Moving forward

West Virginia needs to overcome the “We’re last and proud” syndrome as it tries to become a greater economic power in the nation.

That’s the word from E. Gordon Gee, president of West Virginia University, who discussed the West Virginia Forward initiative with reporters during Academic Media Day on June 11.

West Virginia Forward attempts to tie together all facets of the state from education to business to government to culture and the work force to help the state prosper.

Gee said West Virginia has been surpassed by California as the nation’s worst place to do business.
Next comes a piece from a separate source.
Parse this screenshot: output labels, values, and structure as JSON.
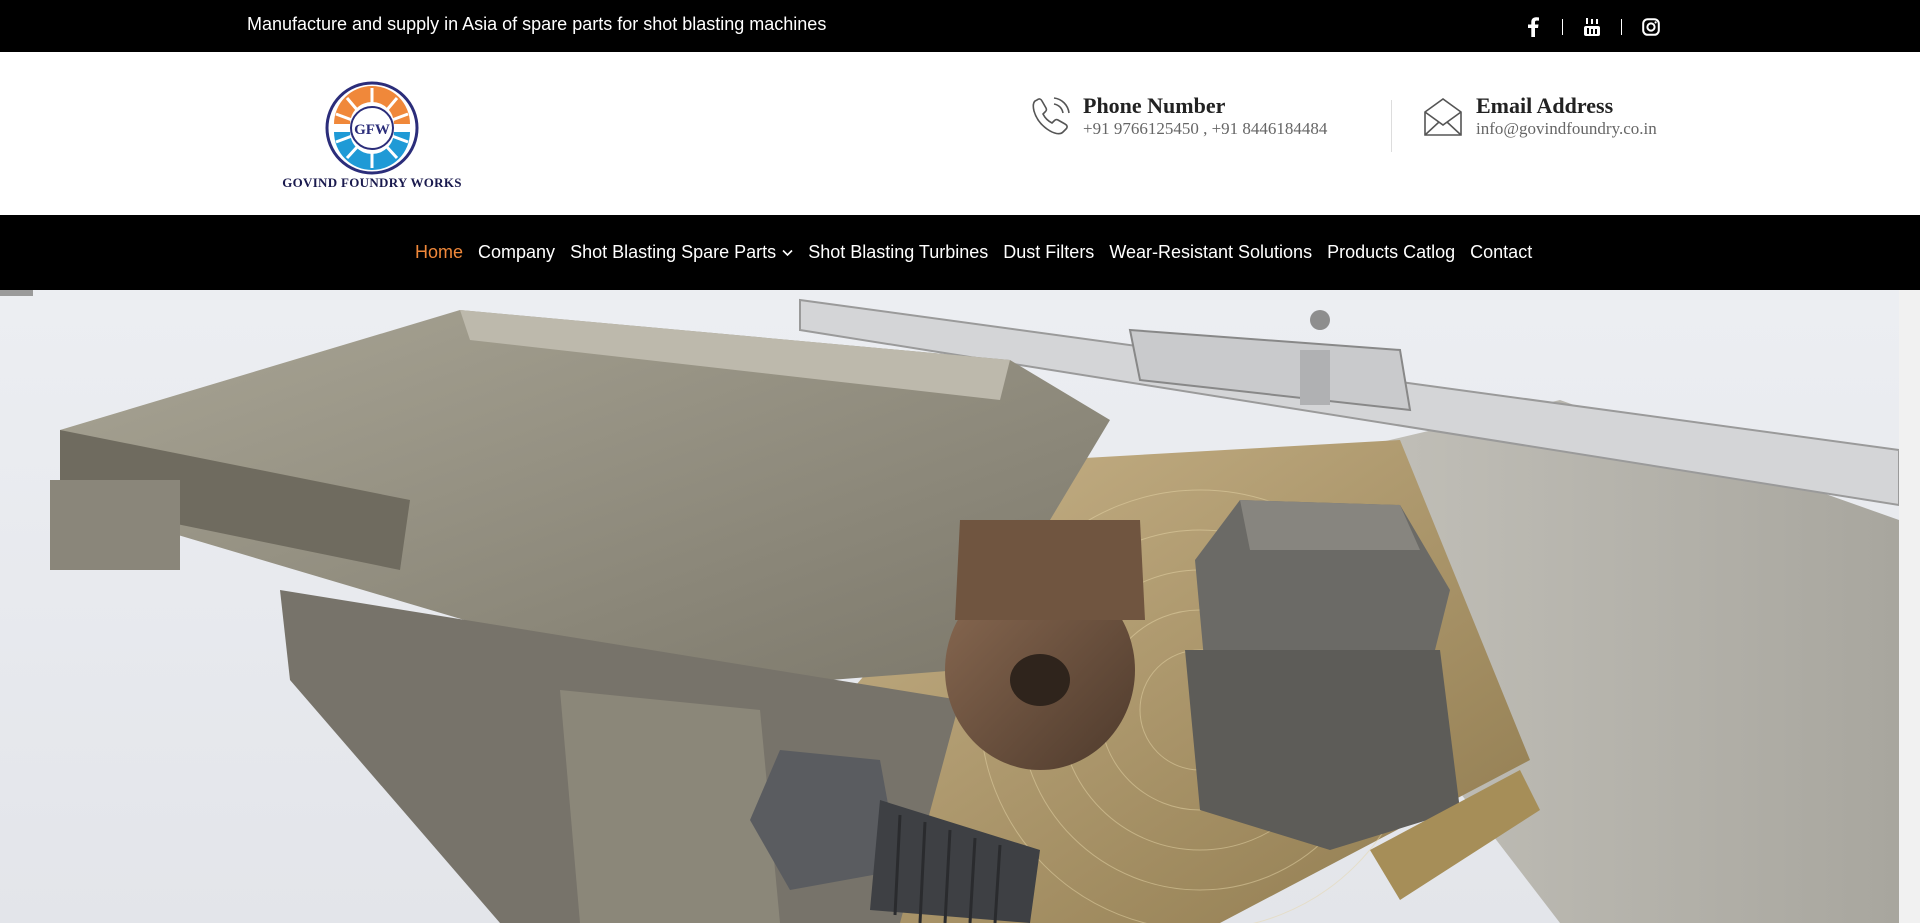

That should be cause for some joy, but often such news is greeted with dark humor.

Gee says that has to stop.

He calls it “negative elitism,” and it’s the sort of perverse pride that rises from being in the worst place for so long that one becomes proud of being there.

Gee noted the state has 20,000 jobs available and there are not enough people to fill them, because of inadequate training for the positions.

That means the state has work to do, led by WVU and Marshall University right down to local schools, to be sure the workers are available when the jobs are. It means anticipating the future instead of waiting for the future.

Of course, it takes time to change a culture, and Gee admits it will take time for the results of West Virginia Forward to be known.

He said a setback in dealing with the state for legislation was felt in the bitter teachers’ strike earlier this year.

Still, West Virginia Forward is about focusing on the state’s assets, such as what the Boy Scouts of America saw when they picked a site in southern West Virginia for its national reserve. It’s a beautiful state with hardworking people, energy resources and a great location, for instance.

Gee says it could be five more years before change begins to take hold.

Meanwhile, look for those signs of improvement and be proud of those as they happen.

COMMENTS